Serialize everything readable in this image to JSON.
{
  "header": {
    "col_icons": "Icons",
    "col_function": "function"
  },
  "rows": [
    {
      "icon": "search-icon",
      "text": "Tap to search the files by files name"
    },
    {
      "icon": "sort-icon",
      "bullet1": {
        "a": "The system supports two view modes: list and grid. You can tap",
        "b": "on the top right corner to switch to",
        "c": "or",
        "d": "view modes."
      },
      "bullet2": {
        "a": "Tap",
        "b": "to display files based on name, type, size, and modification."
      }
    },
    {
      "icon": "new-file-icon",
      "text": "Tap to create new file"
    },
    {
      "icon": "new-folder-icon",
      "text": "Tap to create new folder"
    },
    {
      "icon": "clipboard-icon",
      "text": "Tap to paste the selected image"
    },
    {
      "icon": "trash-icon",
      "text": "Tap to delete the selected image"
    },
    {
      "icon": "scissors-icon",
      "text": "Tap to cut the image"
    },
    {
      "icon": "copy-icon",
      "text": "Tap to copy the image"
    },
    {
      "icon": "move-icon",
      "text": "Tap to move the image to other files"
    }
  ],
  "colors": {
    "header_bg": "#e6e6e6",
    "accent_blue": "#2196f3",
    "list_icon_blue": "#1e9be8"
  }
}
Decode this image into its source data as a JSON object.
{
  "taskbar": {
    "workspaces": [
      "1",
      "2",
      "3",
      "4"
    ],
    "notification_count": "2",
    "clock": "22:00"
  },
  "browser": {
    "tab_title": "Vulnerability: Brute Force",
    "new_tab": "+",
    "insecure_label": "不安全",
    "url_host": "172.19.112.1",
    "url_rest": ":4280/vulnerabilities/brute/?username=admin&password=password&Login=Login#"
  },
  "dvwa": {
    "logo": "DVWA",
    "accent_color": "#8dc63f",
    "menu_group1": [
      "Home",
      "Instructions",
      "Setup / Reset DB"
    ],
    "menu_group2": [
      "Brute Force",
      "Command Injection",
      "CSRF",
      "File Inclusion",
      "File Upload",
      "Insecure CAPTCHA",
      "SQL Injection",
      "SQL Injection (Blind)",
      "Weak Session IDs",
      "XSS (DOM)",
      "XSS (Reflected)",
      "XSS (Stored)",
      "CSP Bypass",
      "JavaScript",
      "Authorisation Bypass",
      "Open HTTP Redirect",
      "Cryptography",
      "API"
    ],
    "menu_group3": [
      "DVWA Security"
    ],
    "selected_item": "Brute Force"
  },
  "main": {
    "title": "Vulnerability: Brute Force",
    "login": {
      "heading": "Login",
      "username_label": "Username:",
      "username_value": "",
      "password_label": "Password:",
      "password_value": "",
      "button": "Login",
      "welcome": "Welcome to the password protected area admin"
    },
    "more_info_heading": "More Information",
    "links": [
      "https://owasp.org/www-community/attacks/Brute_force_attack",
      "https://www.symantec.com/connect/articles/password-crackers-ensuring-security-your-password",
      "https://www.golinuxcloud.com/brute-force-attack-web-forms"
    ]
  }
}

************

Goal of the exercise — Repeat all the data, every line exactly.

Task response —
Serialize everything readable in this image to JSON.
{
  "header": {
    "col_icons": "Icons",
    "col_function": "function"
  },
  "rows": [
    {
      "icon": "search-icon",
      "text": "Tap to search the files by files name"
    },
    {
      "icon": "sort-icon",
      "bullet1": {
        "a": "The system supports two view modes: list and grid. You can tap",
        "b": "on the top right corner to switch to",
        "c": "or",
        "d": "view modes."
      },
      "bullet2": {
        "a": "Tap",
        "b": "to display files based on name, type, size, and modification."
      }
    },
    {
      "icon": "new-file-icon",
      "text": "Tap to create new file"
    },
    {
      "icon": "new-folder-icon",
      "text": "Tap to create new folder"
    },
    {
      "icon": "clipboard-icon",
      "text": "Tap to paste the selected image"
    },
    {
      "icon": "trash-icon",
      "text": "Tap to delete the selected image"
    },
    {
      "icon": "scissors-icon",
      "text": "Tap to cut the image"
    },
    {
      "icon": "copy-icon",
      "text": "Tap to copy the image"
    },
    {
      "icon": "move-icon",
      "text": "Tap to move the image to other files"
    }
  ],
  "colors": {
    "header_bg": "#e6e6e6",
    "accent_blue": "#2196f3",
    "list_icon_blue": "#1e9be8"
  }
}
Decode this image into its source data as a JSON object.
{
  "taskbar": {
    "workspaces": [
      "1",
      "2",
      "3",
      "4"
    ],
    "notification_count": "2",
    "clock": "22:00"
  },
  "browser": {
    "tab_title": "Vulnerability: Brute Force",
    "new_tab": "+",
    "insecure_label": "不安全",
    "url_host": "172.19.112.1",
    "url_rest": ":4280/vulnerabilities/brute/?username=admin&password=password&Login=Login#"
  },
  "dvwa": {
    "logo": "DVWA",
    "accent_color": "#8dc63f",
    "menu_group1": [
      "Home",
      "Instructions",
      "Setup / Reset DB"
    ],
    "menu_group2": [
      "Brute Force",
      "Command Injection",
      "CSRF",
      "File Inclusion",
      "File Upload",
      "Insecure CAPTCHA",
      "SQL Injection",
      "SQL Injection (Blind)",
      "Weak Session IDs",
      "XSS (DOM)",
      "XSS (Reflected)",
      "XSS (Stored)",
      "CSP Bypass",
      "JavaScript",
      "Authorisation Bypass",
      "Open HTTP Redirect",
      "Cryptography",
      "API"
    ],
    "menu_group3": [
      "DVWA Security"
    ],
    "selected_item": "Brute Force"
  },
  "main": {
    "title": "Vulnerability: Brute Force",
    "login": {
      "heading": "Login",
      "username_label": "Username:",
      "username_value": "",
      "password_label": "Password:",
      "password_value": "",
      "button": "Login",
      "welcome": "Welcome to the password protected area admin"
    },
    "more_info_heading": "More Information",
    "links": [
      "https://owasp.org/www-community/attacks/Brute_force_attack",
      "https://www.symantec.com/connect/articles/password-crackers-ensuring-security-your-password",
      "https://www.golinuxcloud.com/brute-force-attack-web-forms"
    ]
  }
}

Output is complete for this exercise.